This was produced in 1975, and the effects show it. They are cheesy almost beyond belief. Some of the effects of using models are terribly obvious. It’s easy to see what portions of the story were actually filmed outdoors and what was filmed on sets indoors. The cheesy “clams” which attack them in the caverns leave much to be desired. It is interesting to see what special effects were pre-Star Wars, though.
Tom Baker has been my favorite Doctor up until the most recent one. He does a great job with this story, showing the moral conflict within The Doctor as he has the power to destroy an evil race. This was the period of episodes when I discovered Doctor Who and a large part of it is due to him. He comes off as amiable and enigmatic, someone who would be fun to hang around with cruising through time and the galaxy.
The supporting cast is good. Sladen and Marter accompany him well. It’s nice to see Sladen get a bit of independence and have to fend for herself some of the time. Marter has a niche with Harry as the eager buffoon in many ways. The Kaled troops are patterned after Nazi Stormtroopers but don’t quite match their fierceness, although they seem to have the menacing down pat. The character of Davros is good as the creator of the Daleks as they take on parts of his personality. For that reason, this character comes off a bit over the top, but is suitable for the history of the show. Most of the time he sounds like a child having a temper tantrum, but if you know what the Daleks have sounded like through the years, it suits them perfectly.
I became interested in the series again after watching the current show on the Sci-Fi Channel with my eleven-year-old daughter. She enjoyed the modern version of Doctor Who so much that I thought I would show her what it was like when I became interested in the series. Much to my surprise, even with thirty-year-old special effects, both she and her six-year-old brother were mesmerized and watched the first disc with six episodes encompassing this storyline twice.
The second disc contains most of the bonus material. It’s a good amount of material and makes the series well worth buying above and beyond the great story contained in the first one. Fans of the series will really appreciate all of this material.
Not everyone will deem Doctor Who: Genesis of the Daleks suitable for children, you have to make that call for yourself. It can be violent at times and have some scary images. I don’t think it’s any worse than other science fiction from the era or even the Star Wars saga, but I think each parent needs to decide for themselves.

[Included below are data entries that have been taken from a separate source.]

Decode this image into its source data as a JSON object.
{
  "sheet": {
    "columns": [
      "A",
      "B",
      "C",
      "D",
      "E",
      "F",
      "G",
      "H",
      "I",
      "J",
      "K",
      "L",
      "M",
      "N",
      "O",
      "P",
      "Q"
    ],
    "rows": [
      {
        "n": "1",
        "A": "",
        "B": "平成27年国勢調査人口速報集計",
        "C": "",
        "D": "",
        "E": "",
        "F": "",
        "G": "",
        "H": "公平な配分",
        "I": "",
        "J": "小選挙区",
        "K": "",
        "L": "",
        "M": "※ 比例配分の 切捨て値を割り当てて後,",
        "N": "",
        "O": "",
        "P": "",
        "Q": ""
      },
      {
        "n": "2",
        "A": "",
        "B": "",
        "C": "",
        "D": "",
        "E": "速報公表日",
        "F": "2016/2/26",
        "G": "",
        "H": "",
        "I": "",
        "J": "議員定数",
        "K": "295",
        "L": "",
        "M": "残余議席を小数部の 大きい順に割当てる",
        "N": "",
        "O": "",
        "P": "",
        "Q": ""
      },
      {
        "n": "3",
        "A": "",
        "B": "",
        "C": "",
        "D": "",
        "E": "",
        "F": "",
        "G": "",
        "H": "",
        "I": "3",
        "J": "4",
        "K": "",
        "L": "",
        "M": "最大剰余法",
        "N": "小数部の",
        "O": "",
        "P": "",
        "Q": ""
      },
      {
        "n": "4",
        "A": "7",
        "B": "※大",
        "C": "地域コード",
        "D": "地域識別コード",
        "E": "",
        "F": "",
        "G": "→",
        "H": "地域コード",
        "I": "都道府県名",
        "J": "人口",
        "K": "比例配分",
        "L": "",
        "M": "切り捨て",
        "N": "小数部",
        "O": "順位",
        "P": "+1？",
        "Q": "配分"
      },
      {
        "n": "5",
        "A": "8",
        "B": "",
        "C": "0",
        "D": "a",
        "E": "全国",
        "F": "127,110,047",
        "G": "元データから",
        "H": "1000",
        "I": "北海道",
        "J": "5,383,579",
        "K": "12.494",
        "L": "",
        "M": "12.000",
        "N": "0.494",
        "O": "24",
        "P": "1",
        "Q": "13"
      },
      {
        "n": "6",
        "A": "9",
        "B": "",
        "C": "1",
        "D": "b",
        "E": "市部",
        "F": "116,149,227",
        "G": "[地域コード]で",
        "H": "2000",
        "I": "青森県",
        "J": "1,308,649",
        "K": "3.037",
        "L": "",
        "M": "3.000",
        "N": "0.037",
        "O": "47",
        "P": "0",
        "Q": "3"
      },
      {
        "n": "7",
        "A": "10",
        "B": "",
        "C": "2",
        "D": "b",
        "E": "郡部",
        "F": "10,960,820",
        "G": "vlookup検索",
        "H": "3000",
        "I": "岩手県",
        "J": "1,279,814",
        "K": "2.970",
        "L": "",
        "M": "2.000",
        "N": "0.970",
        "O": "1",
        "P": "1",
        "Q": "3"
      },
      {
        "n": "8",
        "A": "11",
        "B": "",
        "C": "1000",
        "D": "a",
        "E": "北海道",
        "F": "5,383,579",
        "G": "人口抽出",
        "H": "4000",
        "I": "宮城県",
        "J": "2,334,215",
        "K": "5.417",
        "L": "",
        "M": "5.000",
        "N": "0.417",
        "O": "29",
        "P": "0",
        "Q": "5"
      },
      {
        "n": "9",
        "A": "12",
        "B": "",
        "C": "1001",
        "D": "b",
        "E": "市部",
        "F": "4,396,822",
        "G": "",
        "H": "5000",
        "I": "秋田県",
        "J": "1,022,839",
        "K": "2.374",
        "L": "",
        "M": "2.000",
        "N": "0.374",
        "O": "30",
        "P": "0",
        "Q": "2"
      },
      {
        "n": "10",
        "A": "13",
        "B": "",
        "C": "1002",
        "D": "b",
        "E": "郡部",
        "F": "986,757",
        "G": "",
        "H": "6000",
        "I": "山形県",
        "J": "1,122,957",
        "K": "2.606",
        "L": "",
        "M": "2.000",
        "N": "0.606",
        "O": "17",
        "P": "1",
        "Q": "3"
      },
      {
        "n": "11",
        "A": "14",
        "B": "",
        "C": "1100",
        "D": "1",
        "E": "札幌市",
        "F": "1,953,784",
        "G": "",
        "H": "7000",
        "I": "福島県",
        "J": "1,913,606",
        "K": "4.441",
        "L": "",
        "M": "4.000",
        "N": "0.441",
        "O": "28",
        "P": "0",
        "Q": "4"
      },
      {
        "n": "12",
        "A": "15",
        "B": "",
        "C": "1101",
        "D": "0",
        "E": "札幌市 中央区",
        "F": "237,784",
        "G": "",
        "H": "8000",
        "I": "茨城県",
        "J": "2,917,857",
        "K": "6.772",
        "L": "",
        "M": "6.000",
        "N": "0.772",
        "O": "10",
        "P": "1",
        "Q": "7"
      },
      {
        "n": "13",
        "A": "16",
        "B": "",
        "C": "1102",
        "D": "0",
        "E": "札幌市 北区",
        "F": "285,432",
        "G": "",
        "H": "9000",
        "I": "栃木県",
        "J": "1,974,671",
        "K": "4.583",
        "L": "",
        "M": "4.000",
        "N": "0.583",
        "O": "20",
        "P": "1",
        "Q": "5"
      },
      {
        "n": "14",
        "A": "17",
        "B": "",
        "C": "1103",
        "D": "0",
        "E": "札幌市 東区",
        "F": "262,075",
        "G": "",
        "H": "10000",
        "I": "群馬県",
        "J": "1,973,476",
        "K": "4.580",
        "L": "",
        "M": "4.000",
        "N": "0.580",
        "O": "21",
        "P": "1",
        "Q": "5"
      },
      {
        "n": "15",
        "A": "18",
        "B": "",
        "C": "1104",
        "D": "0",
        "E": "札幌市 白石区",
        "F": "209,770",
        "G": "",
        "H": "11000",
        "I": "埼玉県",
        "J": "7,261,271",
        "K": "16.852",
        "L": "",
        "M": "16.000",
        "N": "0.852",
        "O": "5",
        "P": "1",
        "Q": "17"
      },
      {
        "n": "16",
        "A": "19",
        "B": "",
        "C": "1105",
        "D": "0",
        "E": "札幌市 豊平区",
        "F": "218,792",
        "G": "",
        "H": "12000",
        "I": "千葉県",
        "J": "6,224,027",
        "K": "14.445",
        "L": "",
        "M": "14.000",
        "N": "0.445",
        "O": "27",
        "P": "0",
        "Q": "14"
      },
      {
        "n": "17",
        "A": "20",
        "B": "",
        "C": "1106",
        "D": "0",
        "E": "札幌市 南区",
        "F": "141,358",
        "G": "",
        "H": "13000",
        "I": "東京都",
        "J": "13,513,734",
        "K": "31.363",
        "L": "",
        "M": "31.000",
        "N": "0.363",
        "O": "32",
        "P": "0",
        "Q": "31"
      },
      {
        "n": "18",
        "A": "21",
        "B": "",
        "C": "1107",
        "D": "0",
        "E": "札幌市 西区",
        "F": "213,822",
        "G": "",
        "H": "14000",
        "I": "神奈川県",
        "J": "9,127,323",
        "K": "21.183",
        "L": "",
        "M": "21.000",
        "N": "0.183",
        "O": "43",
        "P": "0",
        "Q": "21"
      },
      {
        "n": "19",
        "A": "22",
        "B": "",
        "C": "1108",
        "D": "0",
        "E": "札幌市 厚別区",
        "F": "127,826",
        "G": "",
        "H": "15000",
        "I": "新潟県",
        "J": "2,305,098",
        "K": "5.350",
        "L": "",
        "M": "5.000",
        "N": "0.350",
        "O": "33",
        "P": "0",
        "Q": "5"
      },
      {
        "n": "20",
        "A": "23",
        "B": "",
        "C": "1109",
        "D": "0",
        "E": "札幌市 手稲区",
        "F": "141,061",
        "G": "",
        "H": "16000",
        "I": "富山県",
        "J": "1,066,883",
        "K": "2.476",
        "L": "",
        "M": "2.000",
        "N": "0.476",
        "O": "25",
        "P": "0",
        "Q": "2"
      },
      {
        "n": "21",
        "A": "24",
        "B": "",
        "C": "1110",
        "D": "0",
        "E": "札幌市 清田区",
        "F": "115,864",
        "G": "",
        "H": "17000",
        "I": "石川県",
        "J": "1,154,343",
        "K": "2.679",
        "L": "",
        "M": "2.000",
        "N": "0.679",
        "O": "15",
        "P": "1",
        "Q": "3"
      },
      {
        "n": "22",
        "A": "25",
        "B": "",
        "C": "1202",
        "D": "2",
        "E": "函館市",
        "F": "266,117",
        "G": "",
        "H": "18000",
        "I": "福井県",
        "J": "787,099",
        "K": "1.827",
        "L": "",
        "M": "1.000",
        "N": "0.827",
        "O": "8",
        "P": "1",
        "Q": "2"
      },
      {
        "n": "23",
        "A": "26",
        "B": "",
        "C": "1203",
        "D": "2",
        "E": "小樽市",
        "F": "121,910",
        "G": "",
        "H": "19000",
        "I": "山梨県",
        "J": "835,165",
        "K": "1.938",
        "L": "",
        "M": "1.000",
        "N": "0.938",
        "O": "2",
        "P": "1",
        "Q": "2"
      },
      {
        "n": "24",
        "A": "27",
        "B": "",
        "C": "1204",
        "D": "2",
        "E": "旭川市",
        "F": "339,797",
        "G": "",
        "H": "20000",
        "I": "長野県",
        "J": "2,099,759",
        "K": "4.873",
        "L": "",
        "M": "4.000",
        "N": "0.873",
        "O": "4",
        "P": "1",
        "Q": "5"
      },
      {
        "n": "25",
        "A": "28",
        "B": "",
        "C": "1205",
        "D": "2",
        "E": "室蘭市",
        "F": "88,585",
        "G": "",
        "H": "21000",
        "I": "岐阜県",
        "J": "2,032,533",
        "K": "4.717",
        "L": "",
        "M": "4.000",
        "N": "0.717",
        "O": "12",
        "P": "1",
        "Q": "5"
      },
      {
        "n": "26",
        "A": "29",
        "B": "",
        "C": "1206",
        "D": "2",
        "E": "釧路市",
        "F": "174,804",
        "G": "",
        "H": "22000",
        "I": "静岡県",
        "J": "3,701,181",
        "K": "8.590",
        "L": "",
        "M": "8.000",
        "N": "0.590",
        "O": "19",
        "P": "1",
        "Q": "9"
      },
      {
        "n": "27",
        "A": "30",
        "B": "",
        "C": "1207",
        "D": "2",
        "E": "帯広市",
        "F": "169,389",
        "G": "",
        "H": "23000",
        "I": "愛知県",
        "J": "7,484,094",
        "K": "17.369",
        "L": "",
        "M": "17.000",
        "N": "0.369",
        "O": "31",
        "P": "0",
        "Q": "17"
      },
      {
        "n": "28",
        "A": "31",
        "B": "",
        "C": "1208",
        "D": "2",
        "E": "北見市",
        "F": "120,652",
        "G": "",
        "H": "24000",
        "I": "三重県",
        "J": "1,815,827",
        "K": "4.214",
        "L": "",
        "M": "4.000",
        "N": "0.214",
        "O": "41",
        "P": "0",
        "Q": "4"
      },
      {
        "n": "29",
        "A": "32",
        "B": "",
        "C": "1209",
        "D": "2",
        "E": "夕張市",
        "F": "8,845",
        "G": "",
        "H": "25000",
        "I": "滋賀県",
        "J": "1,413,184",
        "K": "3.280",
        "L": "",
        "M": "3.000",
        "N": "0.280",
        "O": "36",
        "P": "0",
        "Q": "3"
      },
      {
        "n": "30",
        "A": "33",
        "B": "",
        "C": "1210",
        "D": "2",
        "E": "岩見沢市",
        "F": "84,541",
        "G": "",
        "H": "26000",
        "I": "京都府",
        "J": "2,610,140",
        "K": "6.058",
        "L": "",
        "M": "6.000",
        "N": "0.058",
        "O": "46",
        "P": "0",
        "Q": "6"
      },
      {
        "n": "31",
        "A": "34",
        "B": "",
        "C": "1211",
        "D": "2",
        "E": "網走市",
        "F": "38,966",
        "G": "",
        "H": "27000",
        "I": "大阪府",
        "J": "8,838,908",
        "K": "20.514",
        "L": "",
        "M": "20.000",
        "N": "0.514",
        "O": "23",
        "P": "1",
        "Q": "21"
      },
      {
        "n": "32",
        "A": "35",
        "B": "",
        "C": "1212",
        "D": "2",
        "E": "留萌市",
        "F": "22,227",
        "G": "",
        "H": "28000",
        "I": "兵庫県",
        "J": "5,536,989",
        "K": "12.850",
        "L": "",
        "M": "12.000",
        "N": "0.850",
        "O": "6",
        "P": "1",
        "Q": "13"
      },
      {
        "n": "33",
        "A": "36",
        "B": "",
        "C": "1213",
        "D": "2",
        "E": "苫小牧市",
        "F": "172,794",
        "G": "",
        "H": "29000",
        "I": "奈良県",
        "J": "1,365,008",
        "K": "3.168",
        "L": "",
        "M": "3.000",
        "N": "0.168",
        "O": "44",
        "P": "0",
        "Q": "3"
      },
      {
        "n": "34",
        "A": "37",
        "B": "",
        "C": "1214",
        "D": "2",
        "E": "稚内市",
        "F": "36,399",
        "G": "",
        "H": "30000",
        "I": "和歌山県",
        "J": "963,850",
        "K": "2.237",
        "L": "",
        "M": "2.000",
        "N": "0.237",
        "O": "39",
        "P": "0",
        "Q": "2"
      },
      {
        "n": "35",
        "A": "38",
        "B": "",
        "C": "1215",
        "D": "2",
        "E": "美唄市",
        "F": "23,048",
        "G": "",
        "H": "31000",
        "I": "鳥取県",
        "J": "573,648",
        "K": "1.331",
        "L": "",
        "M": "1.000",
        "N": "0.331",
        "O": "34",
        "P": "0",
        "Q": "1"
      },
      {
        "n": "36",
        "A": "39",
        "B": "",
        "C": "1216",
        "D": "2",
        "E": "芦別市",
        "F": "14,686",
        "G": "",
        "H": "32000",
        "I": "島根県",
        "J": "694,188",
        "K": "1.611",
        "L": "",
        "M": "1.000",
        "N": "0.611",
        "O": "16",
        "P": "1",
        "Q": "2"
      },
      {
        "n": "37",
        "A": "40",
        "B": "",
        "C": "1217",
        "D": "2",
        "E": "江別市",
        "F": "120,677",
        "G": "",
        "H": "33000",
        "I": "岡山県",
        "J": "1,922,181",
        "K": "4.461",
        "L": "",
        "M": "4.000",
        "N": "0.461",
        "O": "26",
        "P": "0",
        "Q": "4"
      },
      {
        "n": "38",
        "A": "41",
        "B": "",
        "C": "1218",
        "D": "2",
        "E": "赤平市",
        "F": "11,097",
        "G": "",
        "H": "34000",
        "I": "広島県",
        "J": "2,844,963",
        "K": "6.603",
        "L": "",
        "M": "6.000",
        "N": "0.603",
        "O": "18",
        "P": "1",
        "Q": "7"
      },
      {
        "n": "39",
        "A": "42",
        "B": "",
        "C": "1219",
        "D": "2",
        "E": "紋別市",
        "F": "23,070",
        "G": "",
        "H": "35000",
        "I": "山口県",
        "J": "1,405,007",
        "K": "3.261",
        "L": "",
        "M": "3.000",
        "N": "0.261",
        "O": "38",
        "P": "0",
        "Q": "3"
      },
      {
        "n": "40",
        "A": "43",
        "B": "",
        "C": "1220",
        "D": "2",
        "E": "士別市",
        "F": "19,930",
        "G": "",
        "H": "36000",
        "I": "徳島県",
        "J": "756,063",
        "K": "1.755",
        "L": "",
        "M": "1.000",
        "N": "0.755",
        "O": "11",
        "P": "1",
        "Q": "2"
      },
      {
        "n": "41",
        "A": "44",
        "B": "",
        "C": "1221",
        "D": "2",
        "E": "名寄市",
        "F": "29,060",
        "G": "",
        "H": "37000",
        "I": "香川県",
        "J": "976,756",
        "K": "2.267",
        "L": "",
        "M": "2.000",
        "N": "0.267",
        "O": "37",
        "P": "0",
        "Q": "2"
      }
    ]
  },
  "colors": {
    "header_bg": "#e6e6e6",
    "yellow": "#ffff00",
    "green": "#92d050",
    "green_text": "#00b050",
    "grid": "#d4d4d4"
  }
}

I really am enjoying seeing the series I watched more than twenty years ago again. This was one of the best stories ever in the series and it’s something worth having in your library if you are a fan. The story is good with enough drama and suspense to overcome a few shortcomings (such as why The Doctor rolls over so quickly for Davros when he questions him about how the Daleks were defeated at various times.) It also helps put movies like Star Wars in the context of the time as far as special effects go and make it seem all the more spectacular.
• Running commentary by Tom Baker, Elizabeth Sladen, and David Maloney (director) through all of the episodes
• Genesis of a Classic – Interviews with cast and crew who worked on this episode, including director, producer, script editor, actors, etc. They talk about the history behind the Daleks, what went into the story that formed in this episode, as well as the effects, make-up, etc. for this episode.
• The Dalek Tapes – Gives the history of the Daleks throughout the series up until this episode.
• Continuity Compilation – Shows all the BBC Promos
• Blue Peter – Shows the various monsters and characters from the series created by a fan
• Photo Gallery
• Doctor Who Annual
• Radio Times Billings